On my country road walks in the evenings, I have been seeing these little insects nestled together in the black-eyed Susans. They are male long-horned bees. The males have unusually long antenna or “horns” compared to the females, and they sometimes cluster together inside flowers while they sleep. They are invaluable pollinators of many crops and plants.
“Great works are performed, not by strength, but by perseverance.” ~Samuel Johnson
11 thoughts on “Long-horned Bees on black-eyed Susan”
we would be in a lot of trouble if our pollinating insects disappeared!
Very true, Wayne! I hope that never happens.
Very interesting … I like Black-eyed Susans … ours don’t usually bloom until early-to-mid-August.
This was my first encounter with the long-horned bees. It made me curious to find out more about them. I love to see the black-eyed Susans along the roadside.
They are beautiful flowers and perk up yards and the roadside. A friend of mine lives in North Carolina and yesterday she visited Dorothea Dix Park in Raleigh for their Sunfest. It is five acres of sunflowers planted in maze-like fashion. She took a lot of pictures and posted them. Just amazing.
I’d love to see that! Sunflowers are one of my favorite flowers. We have a field of sunflowers not far from us that is in bloom.
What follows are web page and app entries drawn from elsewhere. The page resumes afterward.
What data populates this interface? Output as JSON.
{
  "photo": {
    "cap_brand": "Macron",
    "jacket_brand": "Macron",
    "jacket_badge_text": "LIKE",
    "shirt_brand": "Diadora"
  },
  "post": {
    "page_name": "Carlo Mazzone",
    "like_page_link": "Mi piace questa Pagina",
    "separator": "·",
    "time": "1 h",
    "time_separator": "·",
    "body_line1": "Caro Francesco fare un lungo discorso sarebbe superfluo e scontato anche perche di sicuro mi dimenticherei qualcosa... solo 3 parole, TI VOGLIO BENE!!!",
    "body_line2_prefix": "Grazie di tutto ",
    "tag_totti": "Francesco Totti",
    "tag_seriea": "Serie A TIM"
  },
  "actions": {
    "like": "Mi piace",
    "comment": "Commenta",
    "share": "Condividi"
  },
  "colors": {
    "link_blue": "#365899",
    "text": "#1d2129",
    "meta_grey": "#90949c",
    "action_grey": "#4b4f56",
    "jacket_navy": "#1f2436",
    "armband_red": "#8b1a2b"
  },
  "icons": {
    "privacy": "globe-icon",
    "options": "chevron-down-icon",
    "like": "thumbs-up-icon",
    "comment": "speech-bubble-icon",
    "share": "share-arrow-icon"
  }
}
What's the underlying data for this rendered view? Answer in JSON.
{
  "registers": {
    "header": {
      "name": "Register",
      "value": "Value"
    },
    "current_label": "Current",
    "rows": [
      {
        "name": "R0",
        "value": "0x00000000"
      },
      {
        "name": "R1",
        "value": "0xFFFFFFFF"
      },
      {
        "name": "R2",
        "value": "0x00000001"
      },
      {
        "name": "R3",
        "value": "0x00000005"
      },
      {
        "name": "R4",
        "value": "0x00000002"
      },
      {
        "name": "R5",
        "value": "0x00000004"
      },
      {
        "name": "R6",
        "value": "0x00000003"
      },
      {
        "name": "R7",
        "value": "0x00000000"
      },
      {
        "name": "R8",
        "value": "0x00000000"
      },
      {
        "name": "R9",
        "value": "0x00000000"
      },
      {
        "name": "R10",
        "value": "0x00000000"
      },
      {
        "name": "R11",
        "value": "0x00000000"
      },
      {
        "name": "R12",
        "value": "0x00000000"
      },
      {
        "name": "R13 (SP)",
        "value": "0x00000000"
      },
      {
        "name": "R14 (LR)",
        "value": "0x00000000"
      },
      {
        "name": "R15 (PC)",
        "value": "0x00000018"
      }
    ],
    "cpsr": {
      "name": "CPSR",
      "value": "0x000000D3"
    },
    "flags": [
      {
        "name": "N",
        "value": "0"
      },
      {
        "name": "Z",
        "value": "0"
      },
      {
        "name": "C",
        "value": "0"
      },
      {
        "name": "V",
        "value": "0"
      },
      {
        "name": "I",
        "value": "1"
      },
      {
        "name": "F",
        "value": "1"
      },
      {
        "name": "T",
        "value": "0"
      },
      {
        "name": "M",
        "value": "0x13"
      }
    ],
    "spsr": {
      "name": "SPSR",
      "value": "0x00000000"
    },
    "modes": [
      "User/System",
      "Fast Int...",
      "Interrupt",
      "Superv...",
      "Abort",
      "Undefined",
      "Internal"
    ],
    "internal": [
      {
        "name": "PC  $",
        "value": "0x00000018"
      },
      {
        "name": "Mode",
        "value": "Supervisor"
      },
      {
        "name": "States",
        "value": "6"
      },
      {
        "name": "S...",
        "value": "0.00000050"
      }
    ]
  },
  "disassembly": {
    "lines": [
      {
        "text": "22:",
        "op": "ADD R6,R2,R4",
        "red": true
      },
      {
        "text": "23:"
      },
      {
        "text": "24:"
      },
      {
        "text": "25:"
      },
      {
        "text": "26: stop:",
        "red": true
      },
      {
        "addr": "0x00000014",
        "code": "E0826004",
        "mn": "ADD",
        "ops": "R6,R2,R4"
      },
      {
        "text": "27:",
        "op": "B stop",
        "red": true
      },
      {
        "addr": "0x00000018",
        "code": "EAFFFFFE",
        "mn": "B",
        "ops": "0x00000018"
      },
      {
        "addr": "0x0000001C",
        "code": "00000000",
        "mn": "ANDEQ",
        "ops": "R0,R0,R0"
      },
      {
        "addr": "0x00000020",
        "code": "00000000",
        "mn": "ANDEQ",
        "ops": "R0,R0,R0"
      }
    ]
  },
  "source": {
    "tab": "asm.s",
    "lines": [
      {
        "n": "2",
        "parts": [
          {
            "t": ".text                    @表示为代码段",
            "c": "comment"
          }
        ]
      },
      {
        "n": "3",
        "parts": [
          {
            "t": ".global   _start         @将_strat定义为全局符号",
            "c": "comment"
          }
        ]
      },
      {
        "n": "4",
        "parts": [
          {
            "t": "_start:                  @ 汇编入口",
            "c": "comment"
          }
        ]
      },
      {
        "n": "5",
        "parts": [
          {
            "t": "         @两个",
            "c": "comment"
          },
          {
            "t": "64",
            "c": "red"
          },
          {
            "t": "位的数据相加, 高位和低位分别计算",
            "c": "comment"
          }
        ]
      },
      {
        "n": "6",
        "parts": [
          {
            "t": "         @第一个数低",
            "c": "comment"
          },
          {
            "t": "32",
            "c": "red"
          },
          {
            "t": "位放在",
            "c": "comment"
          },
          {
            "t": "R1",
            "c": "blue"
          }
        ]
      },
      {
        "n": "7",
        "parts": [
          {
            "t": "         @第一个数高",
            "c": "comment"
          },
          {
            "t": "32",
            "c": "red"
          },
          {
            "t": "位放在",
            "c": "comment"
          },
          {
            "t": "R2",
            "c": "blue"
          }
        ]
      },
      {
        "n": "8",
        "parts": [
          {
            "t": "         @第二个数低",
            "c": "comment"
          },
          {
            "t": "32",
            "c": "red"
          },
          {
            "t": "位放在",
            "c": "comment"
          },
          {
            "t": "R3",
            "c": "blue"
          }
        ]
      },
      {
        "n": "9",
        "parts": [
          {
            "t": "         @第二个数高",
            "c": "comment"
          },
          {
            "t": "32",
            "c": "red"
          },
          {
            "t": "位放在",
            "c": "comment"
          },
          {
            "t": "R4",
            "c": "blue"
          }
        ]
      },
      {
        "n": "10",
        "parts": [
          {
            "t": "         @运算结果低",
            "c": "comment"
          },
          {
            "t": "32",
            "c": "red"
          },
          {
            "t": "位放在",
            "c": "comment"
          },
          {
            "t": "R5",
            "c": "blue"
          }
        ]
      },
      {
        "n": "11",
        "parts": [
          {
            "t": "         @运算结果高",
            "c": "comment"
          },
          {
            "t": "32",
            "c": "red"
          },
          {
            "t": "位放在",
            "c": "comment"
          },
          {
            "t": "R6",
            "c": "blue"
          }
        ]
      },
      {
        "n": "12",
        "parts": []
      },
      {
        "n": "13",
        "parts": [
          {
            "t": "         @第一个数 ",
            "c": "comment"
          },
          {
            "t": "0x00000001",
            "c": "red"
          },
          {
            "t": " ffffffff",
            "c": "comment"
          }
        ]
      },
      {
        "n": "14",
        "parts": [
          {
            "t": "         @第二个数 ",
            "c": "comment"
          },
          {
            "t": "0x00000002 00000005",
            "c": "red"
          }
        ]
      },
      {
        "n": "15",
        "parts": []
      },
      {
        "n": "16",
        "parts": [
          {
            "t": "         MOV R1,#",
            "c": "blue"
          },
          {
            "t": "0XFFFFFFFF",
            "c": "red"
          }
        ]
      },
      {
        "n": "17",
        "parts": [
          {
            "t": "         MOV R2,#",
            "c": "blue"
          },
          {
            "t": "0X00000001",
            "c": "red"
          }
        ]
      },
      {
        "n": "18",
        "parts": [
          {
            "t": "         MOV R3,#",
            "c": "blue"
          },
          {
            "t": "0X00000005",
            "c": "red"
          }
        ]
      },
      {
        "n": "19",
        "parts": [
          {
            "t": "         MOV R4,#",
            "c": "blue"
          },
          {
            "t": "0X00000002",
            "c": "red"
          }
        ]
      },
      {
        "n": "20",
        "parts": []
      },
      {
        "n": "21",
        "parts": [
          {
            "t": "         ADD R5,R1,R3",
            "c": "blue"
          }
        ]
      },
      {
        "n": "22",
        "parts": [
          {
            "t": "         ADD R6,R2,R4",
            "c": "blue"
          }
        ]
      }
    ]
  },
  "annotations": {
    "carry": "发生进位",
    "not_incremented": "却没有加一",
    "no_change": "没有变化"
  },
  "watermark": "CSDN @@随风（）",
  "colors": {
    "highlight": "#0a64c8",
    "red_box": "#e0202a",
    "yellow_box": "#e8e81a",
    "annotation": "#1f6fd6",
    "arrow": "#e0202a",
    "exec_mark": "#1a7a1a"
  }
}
Yes, I would too Rebecca. Cheryl posted a lot of pictures on her Facebook page and I remembered that years ago Ford Motor Company World Headquarters in Dearborn, Michigan used to have an impressive sunflower field that you could see from the service drive to an expressway. I Googled and discovered they still have several fields of both sunflowers and wildflowers, but frequently plow/mow them down and leave them empty for a year, to get them to grow heartier the following year. So, I might try to get there … that will be late Summer for us, beginning of September, maybe even later this year due to our late Spring. They typically sow the seeds in June.
I heard today we might be having an El Nino Winter this year … the meteorologist I follow is very much into climate change, and scholarly articles and showed that the National Weather Service is predicting this for us – Southern states will have a cooler and rainier Winter: https://www.clickondetroit.com/weather/el-nino-expected-to-develop-could-dramatically-impact-winter-in-metro-detroit
That would be fun to see the fields of sunflowers and wildflowers. I hope it works out for you. “Cooler” sounds really good to me right now; “rainier” not so much. We’ve had a lot of rain so far this summer.
The rainer season would not appeal to me either – we had a lot of rain from mid-April to mid-June. Now we are near drought-like conditions due to the heat wave. The lawns are already crispy. I am going to go there and check it out … it’s only about six miles from where I live. Here are some pictures of it: